Berszán builds up the immediate environment of objects around his bodies made of black silicone: tubs, tables, beds, a room framed by iron bars. He surrounds the forms reminiscent of human bodies with a realistic space, and places it in a specific situation, thus producing environments that may call to mind Georges Segal’s groups of sculptures or Edward Kienholz’s object-collages. However, as opposed to the realism of these genre-forming artists, Berszán produces stylized human forms: the contours of the body – following the picturesque gestures of the paintings on the walls – are drawn by the layered bands of silicone. The enclosing spaces, similarly to the frames of classic board paintings, function as boundaries: they cut out the represented object (the human being) from the real world. These enclosing spaces also serve as a medium that holds, albeit at the price of fixing the floating bodies, that is, stretching them in these frames.
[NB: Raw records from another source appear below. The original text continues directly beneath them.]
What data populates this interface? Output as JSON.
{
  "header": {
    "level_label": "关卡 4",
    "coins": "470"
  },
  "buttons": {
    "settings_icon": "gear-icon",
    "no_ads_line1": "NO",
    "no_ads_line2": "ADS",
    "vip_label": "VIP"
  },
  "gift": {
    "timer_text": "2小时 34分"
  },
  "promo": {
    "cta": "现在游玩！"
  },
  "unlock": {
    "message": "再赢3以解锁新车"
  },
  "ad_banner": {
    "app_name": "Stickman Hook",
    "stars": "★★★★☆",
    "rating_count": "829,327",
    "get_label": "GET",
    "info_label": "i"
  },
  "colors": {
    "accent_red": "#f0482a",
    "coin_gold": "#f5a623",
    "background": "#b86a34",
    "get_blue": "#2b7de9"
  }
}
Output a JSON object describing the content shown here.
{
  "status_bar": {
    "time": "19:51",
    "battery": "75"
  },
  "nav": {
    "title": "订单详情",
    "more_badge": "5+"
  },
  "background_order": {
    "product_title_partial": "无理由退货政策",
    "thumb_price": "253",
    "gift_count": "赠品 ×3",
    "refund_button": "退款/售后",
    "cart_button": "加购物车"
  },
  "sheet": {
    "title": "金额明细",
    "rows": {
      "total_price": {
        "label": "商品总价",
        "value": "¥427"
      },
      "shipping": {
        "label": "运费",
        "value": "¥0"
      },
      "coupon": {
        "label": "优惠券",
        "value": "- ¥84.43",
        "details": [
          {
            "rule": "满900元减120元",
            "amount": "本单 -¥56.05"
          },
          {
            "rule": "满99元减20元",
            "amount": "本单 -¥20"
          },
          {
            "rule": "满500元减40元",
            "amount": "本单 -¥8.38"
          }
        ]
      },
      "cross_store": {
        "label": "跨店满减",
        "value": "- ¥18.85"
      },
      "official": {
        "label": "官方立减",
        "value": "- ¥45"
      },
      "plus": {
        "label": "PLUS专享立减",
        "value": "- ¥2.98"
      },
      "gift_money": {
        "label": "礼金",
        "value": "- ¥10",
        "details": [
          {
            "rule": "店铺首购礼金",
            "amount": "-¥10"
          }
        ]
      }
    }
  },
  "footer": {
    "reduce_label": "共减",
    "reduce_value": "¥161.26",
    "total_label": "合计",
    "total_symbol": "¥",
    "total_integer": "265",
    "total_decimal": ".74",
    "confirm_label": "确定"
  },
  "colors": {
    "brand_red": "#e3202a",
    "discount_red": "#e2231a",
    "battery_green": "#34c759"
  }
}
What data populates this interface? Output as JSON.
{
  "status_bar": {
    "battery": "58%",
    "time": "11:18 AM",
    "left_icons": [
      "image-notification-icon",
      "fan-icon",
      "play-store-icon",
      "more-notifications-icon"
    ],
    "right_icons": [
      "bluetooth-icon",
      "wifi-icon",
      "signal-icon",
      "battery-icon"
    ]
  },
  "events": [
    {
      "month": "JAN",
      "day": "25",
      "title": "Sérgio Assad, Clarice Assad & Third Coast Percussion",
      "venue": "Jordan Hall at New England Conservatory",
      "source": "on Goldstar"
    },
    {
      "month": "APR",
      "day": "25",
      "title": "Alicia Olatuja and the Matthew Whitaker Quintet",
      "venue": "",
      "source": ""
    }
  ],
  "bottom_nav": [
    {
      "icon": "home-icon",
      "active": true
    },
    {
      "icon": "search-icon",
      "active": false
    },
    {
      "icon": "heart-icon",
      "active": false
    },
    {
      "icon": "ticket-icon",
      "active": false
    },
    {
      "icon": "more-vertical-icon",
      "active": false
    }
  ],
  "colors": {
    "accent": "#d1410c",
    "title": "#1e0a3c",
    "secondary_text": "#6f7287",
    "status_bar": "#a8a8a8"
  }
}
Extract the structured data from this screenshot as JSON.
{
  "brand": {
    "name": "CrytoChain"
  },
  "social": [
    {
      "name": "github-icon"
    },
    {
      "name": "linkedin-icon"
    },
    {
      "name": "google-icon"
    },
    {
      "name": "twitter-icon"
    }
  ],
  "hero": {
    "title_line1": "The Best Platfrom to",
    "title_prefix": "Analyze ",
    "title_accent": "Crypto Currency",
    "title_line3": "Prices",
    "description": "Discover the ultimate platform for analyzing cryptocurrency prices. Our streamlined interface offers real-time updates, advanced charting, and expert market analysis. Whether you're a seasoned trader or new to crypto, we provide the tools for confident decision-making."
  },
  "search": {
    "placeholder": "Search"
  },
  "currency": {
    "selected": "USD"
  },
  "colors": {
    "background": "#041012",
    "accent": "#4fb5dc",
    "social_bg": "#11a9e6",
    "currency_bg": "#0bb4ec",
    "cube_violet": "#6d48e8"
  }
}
The rusty steel structures of the spatial frames especially highlight the stretching wires, the screws and rollers, those technical devices that contrast the reduced, black, abstract human forms, and express the power of gravity on physical existence. The sight of these stretched beings necessarily evokes the pictures of the iconographic tradition of Christ’s crucifixion.
The biomorph body-fragments are presented in tubs filled with water and in “water-tables” on stands: the decaying forms of human organs and limbs protrude from an undulating, reflective surface. The concrete and black plastic objects remind one of coffins, yet the edges of the box shapes seem to have eroded: instead of angularity, one encounters the outlines of decomposing human bodies. The site-specific installation enlarges and repeats the motifs of the spatial frame and the coffin. Yet, when the visitor enters the enclosing box of the installation, one does not meet the hardness of wood (or any other firm building material), but rather the squirming fibres of black silicone bands.
All the objects exhibited here represent decomposing bodily forms. These are no longer real objects, but rather “collapsed objects.” These are bodily remains that twist one’s proper selfhood, as they force us to face our own demise. As Julia Kristeva puts it in one of her essays: “The corpse, the most terrifying waste, forms a boundary that reaches everything. Here I am not the one who makes something abject: I become abject.”